• Try it
Exact repetition, pictures omitted: give every record below again.

• Data to examine

....

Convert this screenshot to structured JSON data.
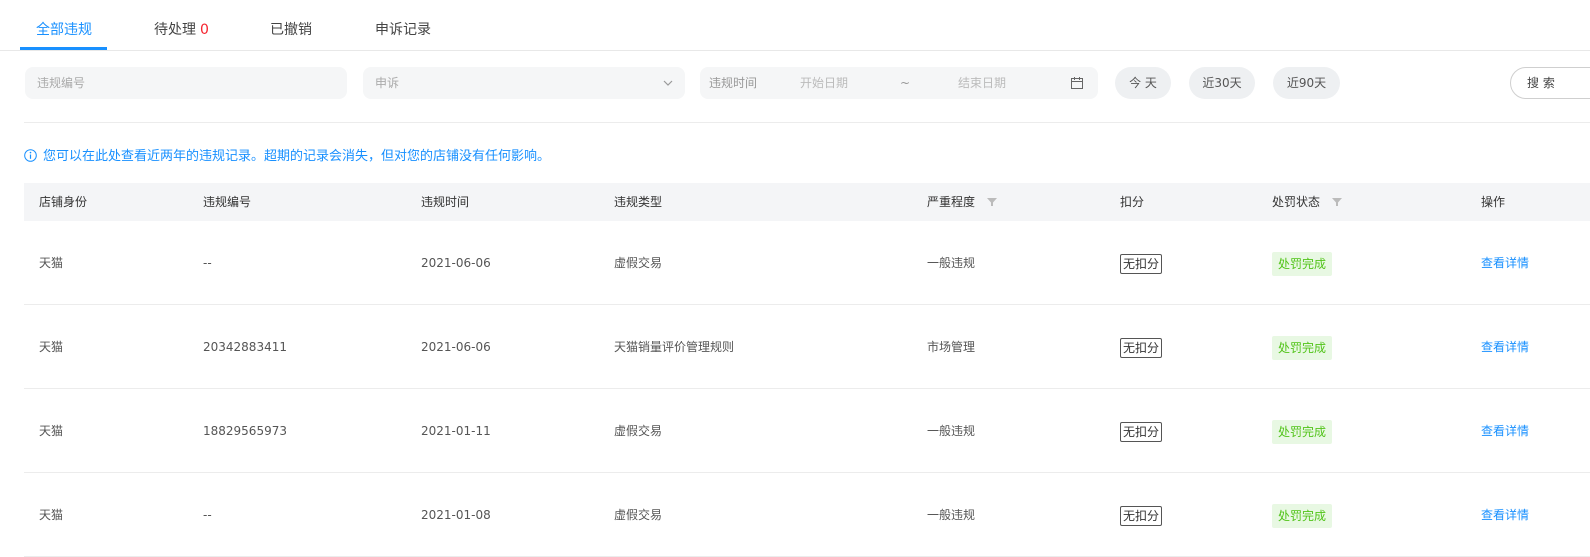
{
  "tabs": [
    {
      "label": "全部违规",
      "active": true
    },
    {
      "label": "待处理",
      "badge": "0"
    },
    {
      "label": "已撤销"
    },
    {
      "label": "申诉记录"
    }
  ],
  "filters": {
    "id_placeholder": "违规编号",
    "type_select_value": "申诉",
    "time_label": "违规时间",
    "start_placeholder": "开始日期",
    "range_separator": "~",
    "end_placeholder": "结束日期",
    "quick_today": "今 天",
    "quick_30": "近30天",
    "quick_90": "近90天",
    "search_label": "搜 索"
  },
  "notice": "您可以在此处查看近两年的违规记录。超期的记录会消失，但对您的店铺没有任何影响。",
  "table": {
    "columns": [
      "店铺身份",
      "违规编号",
      "违规时间",
      "违规类型",
      "严重程度",
      "扣分",
      "处罚状态",
      "操作"
    ],
    "rows": [
      {
        "identity": "天猫",
        "id": "--",
        "time": "2021-06-06",
        "type": "虚假交易",
        "severity": "一般违规",
        "deduct": "无扣分",
        "status": "处罚完成",
        "action": "查看详情"
      },
      {
        "identity": "天猫",
        "id": "20342883411",
        "time": "2021-06-06",
        "type": "天猫销量评价管理规则",
        "severity": "市场管理",
        "deduct": "无扣分",
        "status": "处罚完成",
        "action": "查看详情"
      },
      {
        "identity": "天猫",
        "id": "18829565973",
        "time": "2021-01-11",
        "type": "虚假交易",
        "severity": "一般违规",
        "deduct": "无扣分",
        "status": "处罚完成",
        "action": "查看详情"
      },
      {
        "identity": "天猫",
        "id": "--",
        "time": "2021-01-08",
        "type": "虚假交易",
        "severity": "一般违规",
        "deduct": "无扣分",
        "status": "处罚完成",
        "action": "查看详情"
      }
    ]
  },
  "colors": {
    "accent": "#1890ff",
    "badge": "#f5222d",
    "status_bg": "#e8f8e3",
    "status_text": "#52c41a"
  }
}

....

• Response below
Convert this screenshot to structured JSON data.
{
  "tabs": [
    {
      "label": "全部违规",
      "active": true
    },
    {
      "label": "待处理",
      "badge": "0"
    },
    {
      "label": "已撤销"
    },
    {
      "label": "申诉记录"
    }
  ],
  "filters": {
    "id_placeholder": "违规编号",
    "type_select_value": "申诉",
    "time_label": "违规时间",
    "start_placeholder": "开始日期",
    "range_separator": "~",
    "end_placeholder": "结束日期",
    "quick_today": "今 天",
    "quick_30": "近30天",
    "quick_90": "近90天",
    "search_label": "搜 索"
  },
  "notice": "您可以在此处查看近两年的违规记录。超期的记录会消失，但对您的店铺没有任何影响。",
  "table": {
    "columns": [
      "店铺身份",
      "违规编号",
      "违规时间",
      "违规类型",
      "严重程度",
      "扣分",
      "处罚状态",
      "操作"
    ],
    "rows": [
      {
        "identity": "天猫",
        "id": "--",
        "time": "2021-06-06",
        "type": "虚假交易",
        "severity": "一般违规",
        "deduct": "无扣分",
        "status": "处罚完成",
        "action": "查看详情"
      },
      {
        "identity": "天猫",
        "id": "20342883411",
        "time": "2021-06-06",
        "type": "天猫销量评价管理规则",
        "severity": "市场管理",
        "deduct": "无扣分",
        "status": "处罚完成",
        "action": "查看详情"
      },
      {
        "identity": "天猫",
        "id": "18829565973",
        "time": "2021-01-11",
        "type": "虚假交易",
        "severity": "一般违规",
        "deduct": "无扣分",
        "status": "处罚完成",
        "action": "查看详情"
      },
      {
        "identity": "天猫",
        "id": "--",
        "time": "2021-01-08",
        "type": "虚假交易",
        "severity": "一般违规",
        "deduct": "无扣分",
        "status": "处罚完成",
        "action": "查看详情"
      }
    ]
  },
  "colors": {
    "accent": "#1890ff",
    "badge": "#f5222d",
    "status_bg": "#e8f8e3",
    "status_text": "#52c41a"
  }
}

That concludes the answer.